During their nine years together, they released nine regular singles and two studio albums. Several of their releases entered the top ten on Oricon’s weekly sales charts.
Source: Oricon + tokyograph.com
Management says it’s a personal problem that can not be reported.
The question of whether Park Jae-beom, the former lead singer of the K-pop boy band 2PM, will rejoin the group after he was let go in September has finally been answered, but that hasn’t kept fans from speculating about the reason for his departure.
Last Thursday, fans were surprised to read a posting on the Web site of the group’s management agency, JYP Entertainment, confirming the singer would not return to the group.
In the posting, the agency said it had been preparing for Park to make a comeback in April and that it had even scheduled a press conference for February to announce his return. The agency went on to say, however, that in December Park had called Jeong Uk, one of the directors of JYP Entertainment, to tell him he had done something very wrong last summer, while the group was promoting the single “Again and Again.”
Although the agency declined to say what the “something” was, it did say that it was a personal problem that could not be reported and that it was far more serious than what the former front man had done last September.
The six other members of the group were notified of the company’s decision on Jan. 3, the company said.
Two days after the message was posted, on Saturday, the heads of JYP Entertainment and the six remaining 2PM members held a four-hour, closed Q&A session with 100 restless fans about Park’s confirmed farewell.
The session kicked off with the six band members acknowledging their opposition to Park’s return, while the company revealed that although what he did last summer would outrage society, it was not an unlawful act.
Rather than calming fans, however, the session further aggravated them due to the lack of answers provided about Park’s actions and his bandmates’ reactions. People who participated in the session wrote on various portal sites that band members sniggered during questions, were indifferent toward the former lead singer and even seemed aggressive.
Following this, fans have raised questions about JYP’s decision to let Park go, and some have proposed that the move had nothing to do with his actions but was a way for the agency to remove the singer from the group.

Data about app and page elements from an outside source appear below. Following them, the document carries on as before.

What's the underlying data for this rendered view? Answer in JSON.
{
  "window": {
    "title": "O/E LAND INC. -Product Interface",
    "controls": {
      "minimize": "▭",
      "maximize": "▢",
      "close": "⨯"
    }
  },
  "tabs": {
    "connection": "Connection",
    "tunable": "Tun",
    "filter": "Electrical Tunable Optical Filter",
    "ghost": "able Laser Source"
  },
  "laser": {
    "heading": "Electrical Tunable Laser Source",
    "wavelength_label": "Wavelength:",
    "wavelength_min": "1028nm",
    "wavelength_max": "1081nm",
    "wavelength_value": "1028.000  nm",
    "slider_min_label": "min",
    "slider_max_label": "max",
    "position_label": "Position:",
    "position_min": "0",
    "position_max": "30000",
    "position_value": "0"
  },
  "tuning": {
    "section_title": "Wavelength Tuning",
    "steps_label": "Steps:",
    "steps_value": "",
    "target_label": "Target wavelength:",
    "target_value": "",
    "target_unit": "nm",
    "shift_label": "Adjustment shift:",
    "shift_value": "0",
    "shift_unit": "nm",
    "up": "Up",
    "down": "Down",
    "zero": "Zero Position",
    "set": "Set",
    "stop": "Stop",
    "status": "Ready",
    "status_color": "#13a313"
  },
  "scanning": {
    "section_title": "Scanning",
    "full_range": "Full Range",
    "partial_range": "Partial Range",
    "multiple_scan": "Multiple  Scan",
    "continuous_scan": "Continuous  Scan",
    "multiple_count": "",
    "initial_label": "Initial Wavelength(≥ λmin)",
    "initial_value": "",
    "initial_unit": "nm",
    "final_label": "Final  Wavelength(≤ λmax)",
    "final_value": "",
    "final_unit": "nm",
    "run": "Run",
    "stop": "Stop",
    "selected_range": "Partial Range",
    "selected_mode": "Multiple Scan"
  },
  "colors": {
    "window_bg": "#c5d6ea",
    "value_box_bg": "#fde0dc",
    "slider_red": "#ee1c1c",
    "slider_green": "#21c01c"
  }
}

Meanwhile, the rumors about the nature of Park’s actions have included speculation about drug use, sexual relations with minors and more, but none of them have been confirmed.
Park’s troubles began last September, when netizens discovered negative comments he had made about Korea on his MySpace page from 2005 to 2007, while he was in training to join the group. On the site, he had said, among other things, “Korea is gay. I hate Koreans. I wanna come back,” which spurred what some of his supporters have called a “witch hunt.” The singer apologized and left for his hometown in Seattle, Washington, shortly after the incident erupted.